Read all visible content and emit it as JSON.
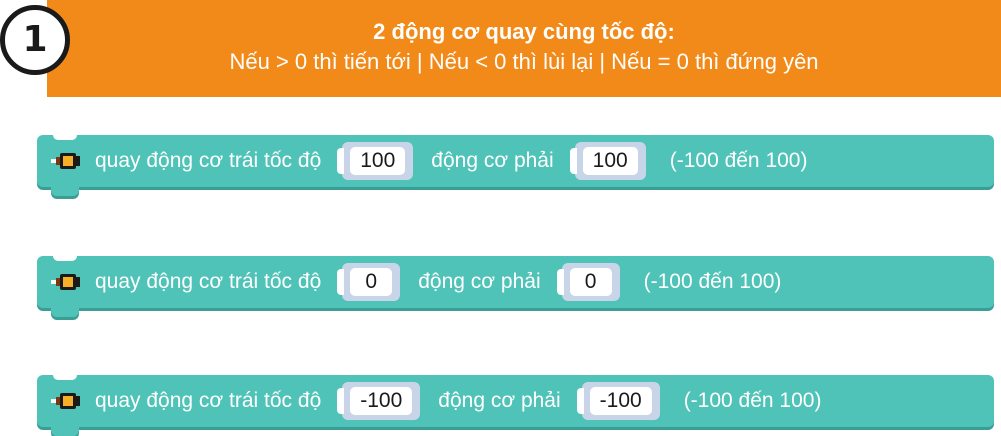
{
  "step": {
    "number": "1"
  },
  "banner": {
    "title": "2 động cơ quay cùng tốc độ:",
    "subtitle": "Nếu > 0 thì tiến tới | Nếu < 0 thì lùi lại | Nếu = 0 thì đứng yên"
  },
  "blocks": [
    {
      "left_label": "quay động cơ trái tốc độ",
      "left_value": "100",
      "right_label": "động cơ phải",
      "right_value": "100",
      "range": "(-100 đến 100)"
    },
    {
      "left_label": "quay động cơ trái tốc độ",
      "left_value": "0",
      "right_label": "động cơ phải",
      "right_value": "0",
      "range": "(-100 đến 100)"
    },
    {
      "left_label": "quay động cơ trái tốc độ",
      "left_value": "-100",
      "right_label": "động cơ phải",
      "right_value": "-100",
      "range": "(-100 đến 100)"
    }
  ],
  "icons": {
    "block_icon": "motor-icon",
    "block_color": "#4fc3b8",
    "banner_color": "#f28a1a",
    "slot_color": "#c8d4e8"
  }
}
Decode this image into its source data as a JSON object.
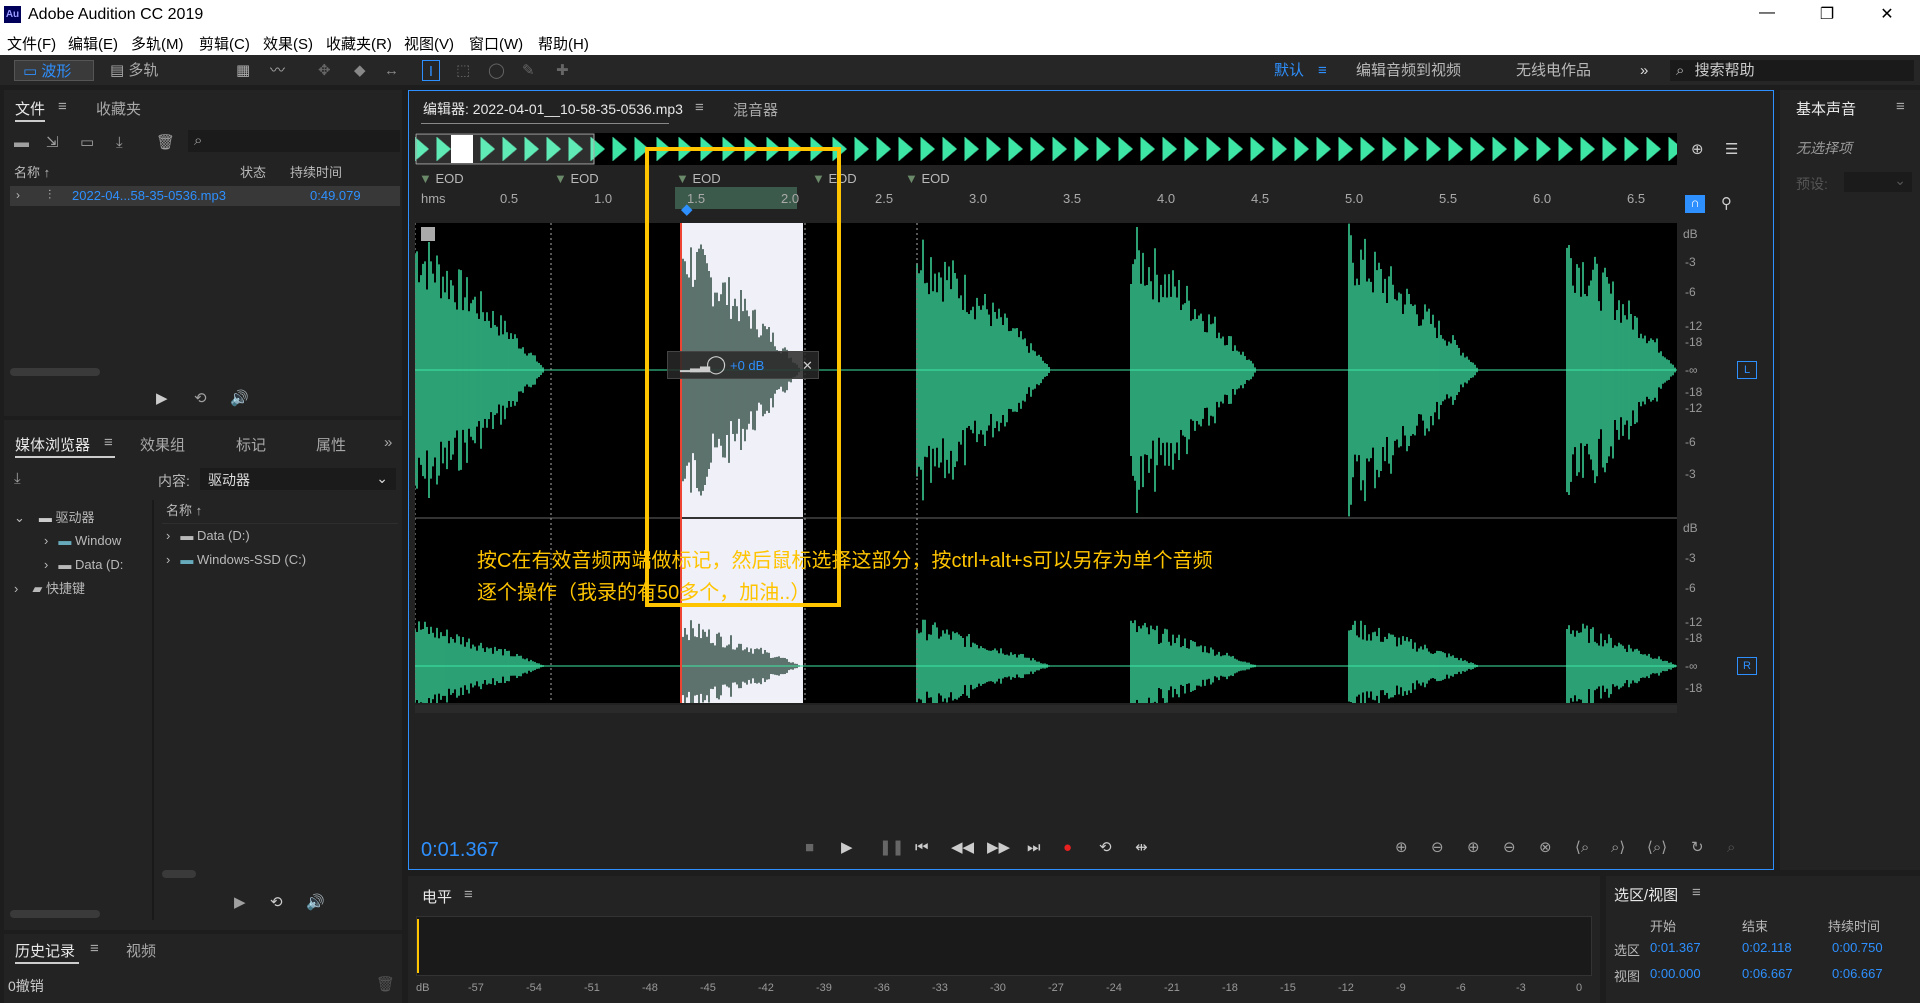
{
  "app": {
    "title": "Adobe Audition CC 2019",
    "logo": "Au"
  },
  "menu": [
    "文件(F)",
    "编辑(E)",
    "多轨(M)",
    "剪辑(C)",
    "效果(S)",
    "收藏夹(R)",
    "视图(V)",
    "窗口(W)",
    "帮助(H)"
  ],
  "toolbar": {
    "waveform": "波形",
    "multitrack": "多轨",
    "workspace": "默认",
    "ws2": "编辑音频到视频",
    "ws3": "无线电作品",
    "search_placeholder": "搜索帮助"
  },
  "files": {
    "tab1": "文件",
    "tab2": "收藏夹",
    "col_name": "名称 ↑",
    "col_status": "状态",
    "col_dur": "持续时间",
    "file_name": "2022-04...58-35-0536.mp3",
    "file_dur": "0:49.079"
  },
  "media": {
    "tab1": "媒体浏览器",
    "tab2": "效果组",
    "tab3": "标记",
    "tab4": "属性",
    "content_label": "内容:",
    "content_value": "驱动器",
    "tree": [
      "驱动器",
      "Window",
      "Data (D:",
      "快捷键"
    ],
    "col_name": "名称 ↑",
    "items": [
      "Data (D:)",
      "Windows-SSD (C:)"
    ]
  },
  "history": {
    "tab1": "历史记录",
    "tab2": "视频",
    "entry": "0撤销"
  },
  "editor": {
    "tab": "编辑器: 2022-04-01__10-58-35-0536.mp3",
    "mixer": "混音器",
    "time": "0:01.367",
    "marker": "EOD",
    "gain": "+0 dB",
    "ch_left": "L",
    "ch_right": "R",
    "ruler_unit": "hms",
    "ruler": [
      "0.5",
      "1.0",
      "1.5",
      "2.0",
      "2.5",
      "3.0",
      "3.5",
      "4.0",
      "4.5",
      "5.0",
      "5.5",
      "6.0",
      "6.5"
    ],
    "db_scale": [
      "dB",
      "-3",
      "-6",
      "-12",
      "-18",
      "-∞",
      "-18",
      "-12",
      "-6",
      "-3"
    ]
  },
  "annotation": {
    "line1": "按C在有效音频两端做标记，然后鼠标选择这部分，按ctrl+alt+s可以另存为单个音频",
    "line2": "逐个操作（我录的有50多个，加油..）"
  },
  "right": {
    "title": "基本声音",
    "none": "无选择项",
    "preset": "预设:"
  },
  "level": {
    "title": "电平",
    "scale": [
      "dB",
      "-57",
      "-54",
      "-51",
      "-48",
      "-45",
      "-42",
      "-39",
      "-36",
      "-33",
      "-30",
      "-27",
      "-24",
      "-21",
      "-18",
      "-15",
      "-12",
      "-9",
      "-6",
      "-3",
      "0"
    ]
  },
  "selview": {
    "title": "选区/视图",
    "h_start": "开始",
    "h_end": "结束",
    "h_dur": "持续时间",
    "r1": "选区",
    "r1_start": "0:01.367",
    "r1_end": "0:02.118",
    "r1_dur": "0:00.750",
    "r2": "视图",
    "r2_start": "0:00.000",
    "r2_end": "0:06.667",
    "r2_dur": "0:06.667"
  },
  "colors": {
    "wave": "#3ee6a6",
    "accent": "#2e90ff",
    "annotation": "#ffc400"
  }
}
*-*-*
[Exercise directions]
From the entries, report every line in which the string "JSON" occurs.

[Output]
Read all visible content and emit it as JSON.
Decode this image into its source data as a JSON object.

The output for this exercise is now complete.